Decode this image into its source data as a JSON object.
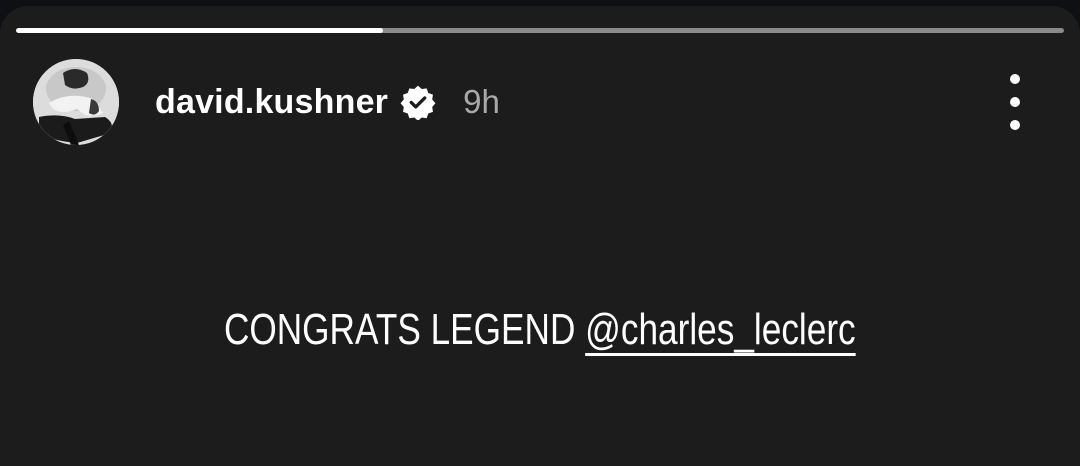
{
  "story": {
    "progress": 0.35,
    "author": {
      "username": "david.kushner",
      "verified": true,
      "posted_ago": "9h"
    },
    "menu_icon": "more-vertical-icon",
    "caption": {
      "text": "CONGRATS LEGEND ",
      "mention": "@charles_leclerc"
    }
  },
  "colors": {
    "background": "#1c1c1c",
    "text": "#ffffff",
    "muted_text": "#a9a9a9",
    "progress_track": "#8a8a8a",
    "progress_fill": "#ffffff"
  }
}
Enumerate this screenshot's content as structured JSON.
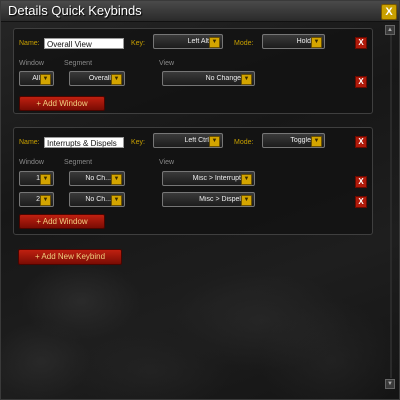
{
  "window": {
    "title": "Details Quick Keybinds",
    "close_glyph": "X"
  },
  "labels": {
    "name": "Name:",
    "key": "Key:",
    "mode": "Mode:",
    "window": "Window",
    "segment": "Segment",
    "view": "View"
  },
  "dropdown_arrow": "▼",
  "remove_glyph": "X",
  "keybinds": [
    {
      "name": "Overall View",
      "key": "Left Alt",
      "mode": "Hold",
      "add_window_label": "+ Add Window",
      "rows": [
        {
          "window": "All",
          "segment": "Overall",
          "view": "No Change"
        }
      ]
    },
    {
      "name": "Interrupts & Dispels",
      "key": "Left Ctrl",
      "mode": "Toggle",
      "add_window_label": "+ Add Window",
      "rows": [
        {
          "window": "1",
          "segment": "No Ch...",
          "view": "Misc > Interrupt"
        },
        {
          "window": "2",
          "segment": "No Ch...",
          "view": "Misc > Dispel"
        }
      ]
    }
  ],
  "add_keybind_label": "+ Add New Keybind",
  "scrollbar": {
    "up_glyph": "▲",
    "down_glyph": "▼"
  }
}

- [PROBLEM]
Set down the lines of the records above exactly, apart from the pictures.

- [ANSWER FOR THIS EXERCISE]
Decode this image into its source data as a JSON object.
{
  "story": {
    "progress": 0.35,
    "author": {
      "username": "david.kushner",
      "verified": true,
      "posted_ago": "9h"
    },
    "menu_icon": "more-vertical-icon",
    "caption": {
      "text": "CONGRATS LEGEND ",
      "mention": "@charles_leclerc"
    }
  },
  "colors": {
    "background": "#1c1c1c",
    "text": "#ffffff",
    "muted_text": "#a9a9a9",
    "progress_track": "#8a8a8a",
    "progress_fill": "#ffffff"
  }
}
Enumerate this screenshot's content as structured JSON.
{
  "window": {
    "title": "Details Quick Keybinds",
    "close_glyph": "X"
  },
  "labels": {
    "name": "Name:",
    "key": "Key:",
    "mode": "Mode:",
    "window": "Window",
    "segment": "Segment",
    "view": "View"
  },
  "dropdown_arrow": "▼",
  "remove_glyph": "X",
  "keybinds": [
    {
      "name": "Overall View",
      "key": "Left Alt",
      "mode": "Hold",
      "add_window_label": "+ Add Window",
      "rows": [
        {
          "window": "All",
          "segment": "Overall",
          "view": "No Change"
        }
      ]
    },
    {
      "name": "Interrupts & Dispels",
      "key": "Left Ctrl",
      "mode": "Toggle",
      "add_window_label": "+ Add Window",
      "rows": [
        {
          "window": "1",
          "segment": "No Ch...",
          "view": "Misc > Interrupt"
        },
        {
          "window": "2",
          "segment": "No Ch...",
          "view": "Misc > Dispel"
        }
      ]
    }
  ],
  "add_keybind_label": "+ Add New Keybind",
  "scrollbar": {
    "up_glyph": "▲",
    "down_glyph": "▼"
  }
}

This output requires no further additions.